Iris is someone who is never too busy to talk…and if she is and she has to call you back, she does it ASAP. Her motto is the best in customer service and at that, she’s a dab hand – just the best. Nothing is ever too much trouble for her, which her customers, pretty much all of whom become friends, really appreciate. For any doll collector, let alone BJD lovers, it’s nice to have someone who understands our passion and can give us a fix, five days a week and six, if there is a BJD Trunk Show on a Sunday, as there has been twice now, with another one scheduled for June 24th, 2012.
Trunk shows were originally used by high-end clothing designers to showcase their works in different parts of the country or the world, for women who mightn’t get to New York or Paris more than once every two years. A big hit with many over time and fun too. I thought that as many of the BJD companies were in Asia, Iris might try a trunk show for dolls to bring BJDs to her customers who didn’t get to Asia more than once every two years ^_^. So, she sent out invitations via fliers at shows, the internet via Den of Angels, BJDcollectasy and Zone of Zen, in my Yahoo group for BJDs and through our UFDC clubs too . Lo and behold, a whole horde of people showed up on a Sunday in February to meet and greet. Iris had provided us with delicious pizza from the restaurant down the mall from her, and some of us made desserts for everyone’s delectation which were equally yummy, so between the wonderful dolls and the wonderful food, a good time was had by all. Iris doesn’t mind if people open up boxes, so some bought dolls and dressed them, while others brought in a cherished BJD and dressed him or her at Iris’s and then bought them a little something besides…one’s dolls can never be too well-dressed to suit them. Iris also offers custom clothes for people whose dolls are hard to fit or want something unusual…or for dolls that just must be spoiled…

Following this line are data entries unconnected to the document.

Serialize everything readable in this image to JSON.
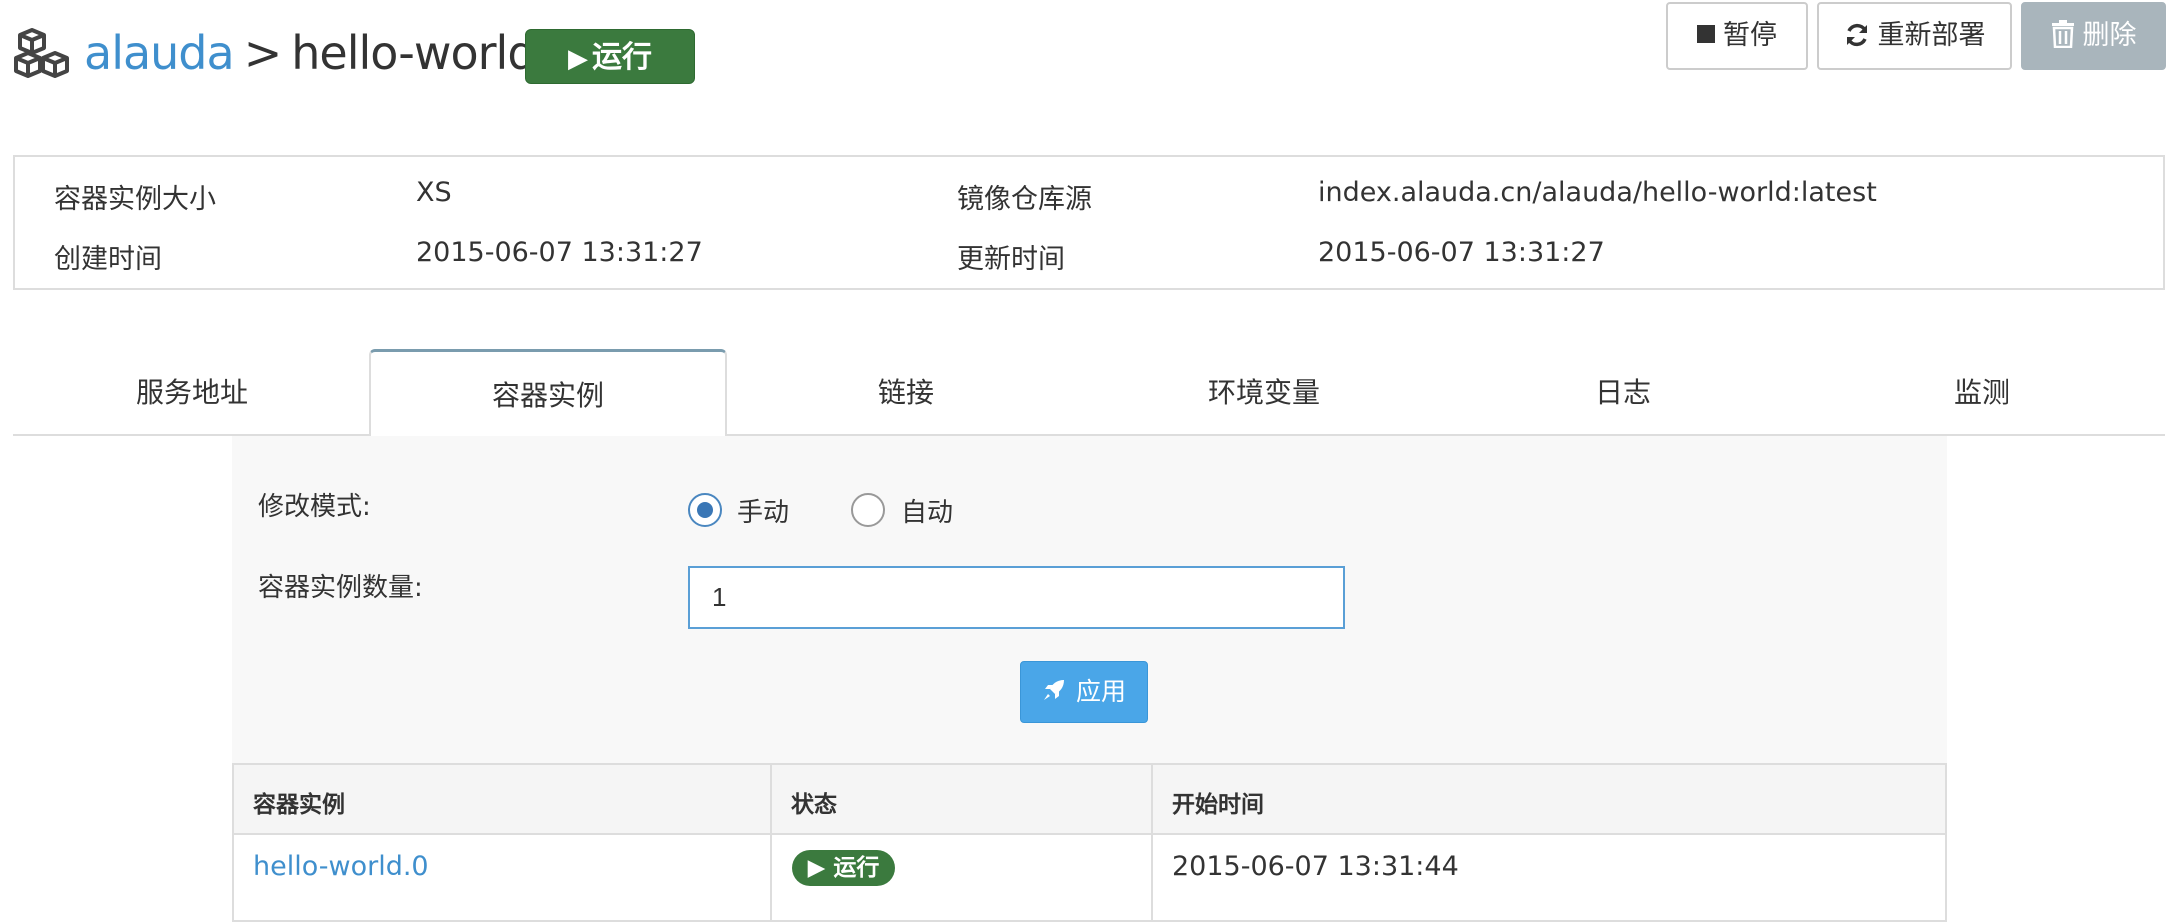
{
  "header": {
    "logo_icon": "cubes-icon",
    "breadcrumb_root": "alauda",
    "breadcrumb_separator": ">",
    "breadcrumb_current": "hello-world",
    "status_label": "运行",
    "status_icon": "play-icon"
  },
  "toolbar": {
    "pause_label": "暂停",
    "pause_icon": "stop-square-icon",
    "redeploy_label": "重新部署",
    "redeploy_icon": "refresh-icon",
    "delete_label": "删除",
    "delete_icon": "trash-icon"
  },
  "info": {
    "size_label": "容器实例大小",
    "size_value": "XS",
    "image_label": "镜像仓库源",
    "image_value": "index.alauda.cn/alauda/hello-world:latest",
    "created_label": "创建时间",
    "created_value": "2015-06-07 13:31:27",
    "updated_label": "更新时间",
    "updated_value": "2015-06-07 13:31:27"
  },
  "tabs": [
    {
      "label": "服务地址",
      "active": false
    },
    {
      "label": "容器实例",
      "active": true
    },
    {
      "label": "链接",
      "active": false
    },
    {
      "label": "环境变量",
      "active": false
    },
    {
      "label": "日志",
      "active": false
    },
    {
      "label": "监测",
      "active": false
    }
  ],
  "form": {
    "mode_label": "修改模式:",
    "manual_label": "手动",
    "auto_label": "自动",
    "selected_mode": "手动",
    "count_label": "容器实例数量:",
    "count_value": "1",
    "apply_label": "应用",
    "apply_icon": "rocket-icon"
  },
  "instances_table": {
    "columns": [
      "容器实例",
      "状态",
      "开始时间"
    ],
    "rows": [
      {
        "name": "hello-world.0",
        "status": "运行",
        "start_time": "2015-06-07 13:31:44"
      }
    ]
  },
  "colors": {
    "link": "#3f8fcd",
    "running_green": "#3b7a3e",
    "apply_blue": "#4aa6e8",
    "delete_gray": "#a9b5bc",
    "active_tab_top": "#7a9cae"
  }
}
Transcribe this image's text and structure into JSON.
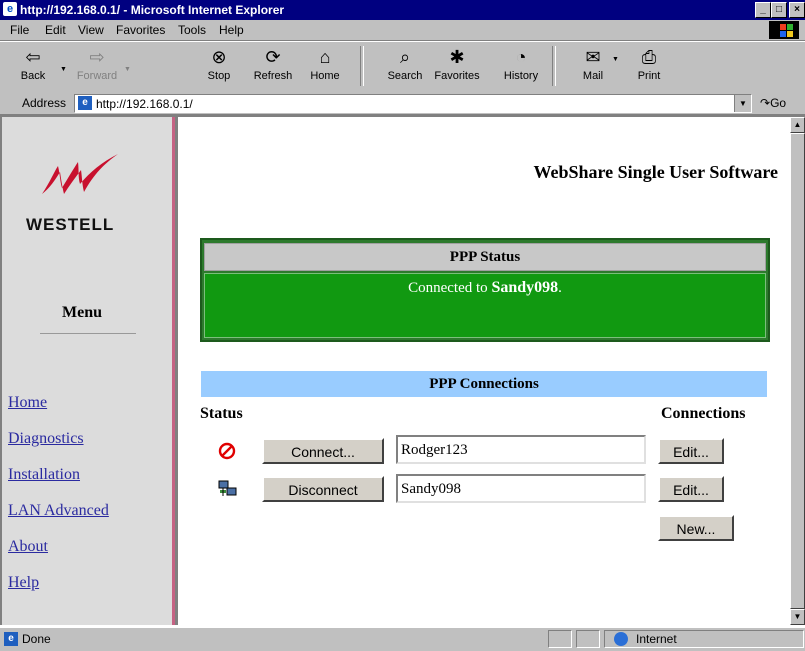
{
  "window": {
    "title": "http://192.168.0.1/ - Microsoft Internet Explorer"
  },
  "menubar": [
    "File",
    "Edit",
    "View",
    "Favorites",
    "Tools",
    "Help"
  ],
  "toolbar": {
    "back": "Back",
    "forward": "Forward",
    "stop": "Stop",
    "refresh": "Refresh",
    "home": "Home",
    "search": "Search",
    "favorites": "Favorites",
    "history": "History",
    "mail": "Mail",
    "print": "Print"
  },
  "address": {
    "label": "Address",
    "value": "http://192.168.0.1/",
    "go": "Go"
  },
  "sidebar": {
    "logo": "WESTELL",
    "menu_title": "Menu",
    "links": [
      "Home",
      "Diagnostics",
      "Installation",
      "LAN Advanced",
      "About",
      "Help"
    ]
  },
  "main": {
    "heading": "WebShare Single User Software",
    "ppp_status": {
      "title": "PPP Status",
      "message_prefix": "Connected to",
      "connection_name": "Sandy098",
      "message_suffix": "."
    },
    "ppp_connections": {
      "title": "PPP Connections",
      "status_header": "Status",
      "connections_header": "Connections",
      "rows": [
        {
          "status_icon": "disconnected-icon",
          "action": "Connect...",
          "name": "Rodger123",
          "edit": "Edit..."
        },
        {
          "status_icon": "connected-icon",
          "action": "Disconnect",
          "name": "Sandy098",
          "edit": "Edit..."
        }
      ],
      "new_label": "New..."
    }
  },
  "statusbar": {
    "status": "Done",
    "zone": "Internet"
  }
}
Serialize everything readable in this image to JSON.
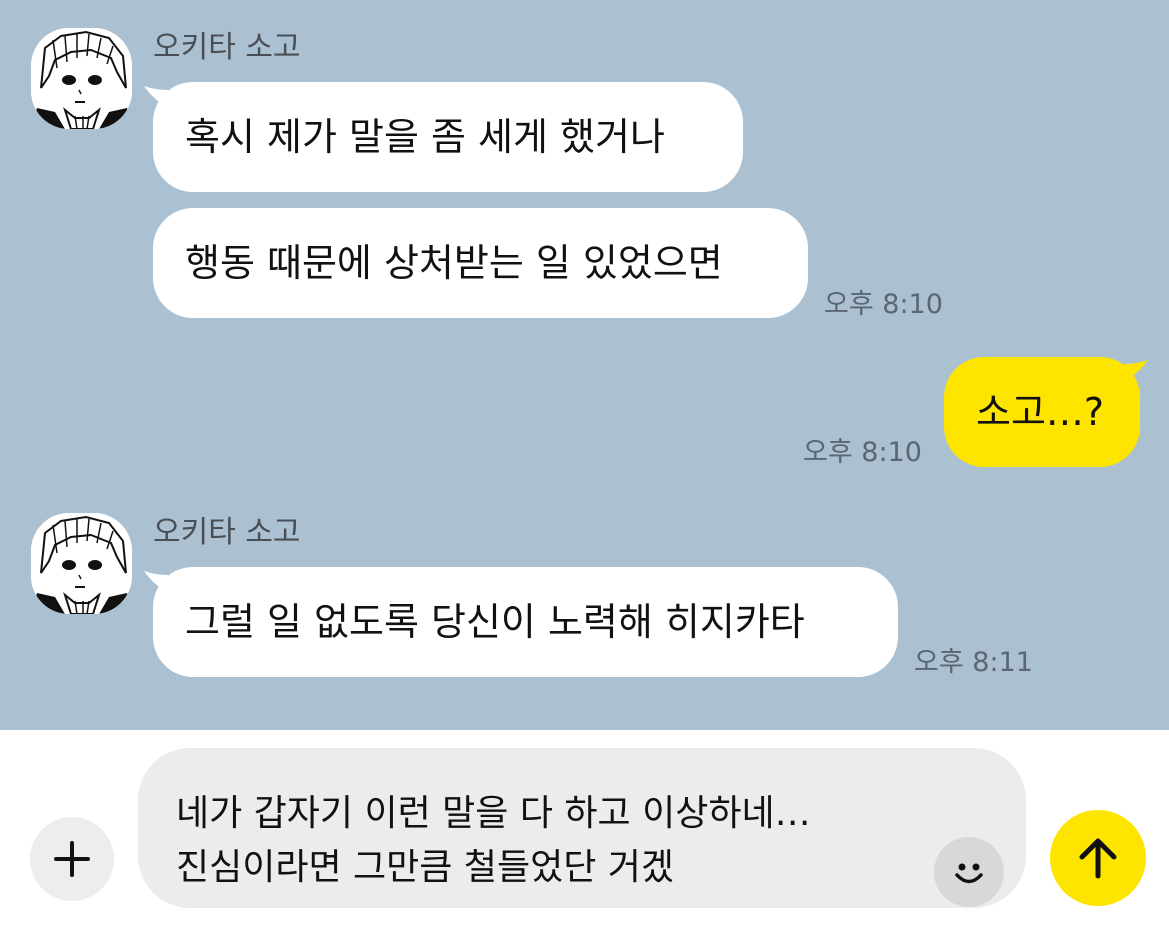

So, don’t be shy-the Trunk Show on June 24th will start at noon and end at four pm, with dolls from every company that I mentioned being available, but if you can’t make it, not to worry. Iris has a wonderful website where you shop until you drop, she ships all over the world and is getting in more BJDs every few weeks. She jokes that she’s aiming to carry every BJD in the entire world, eventually, so much has she come to love and admire these dolls, who have been, it must be admitted, good to her too… with many companies wanting to be represented by her now .
Come on down! After all, have you got to lose, but a little cash? You have everything to gain – look what happened to me. I lost a BJD convention, but gained a friend. I still think I did pretty well out of that transaction, don’t you think?
Photos Above: Entrance to Fabric Friends and Dolls, photo of visitors to the spring Trunk Show at the store.
Fabric Friends and Dolls ~ webstore
Fabric Friends & Dolls
6836 Olney Laytonsville Road
Gaithersburg, MD 20882
Store Hours (to call):
SUN, MON – CLOSED
TUES – FRI: 12:00 PM – 5:00 PM EST
SAT – 11:00 AM – 5:00 PM EST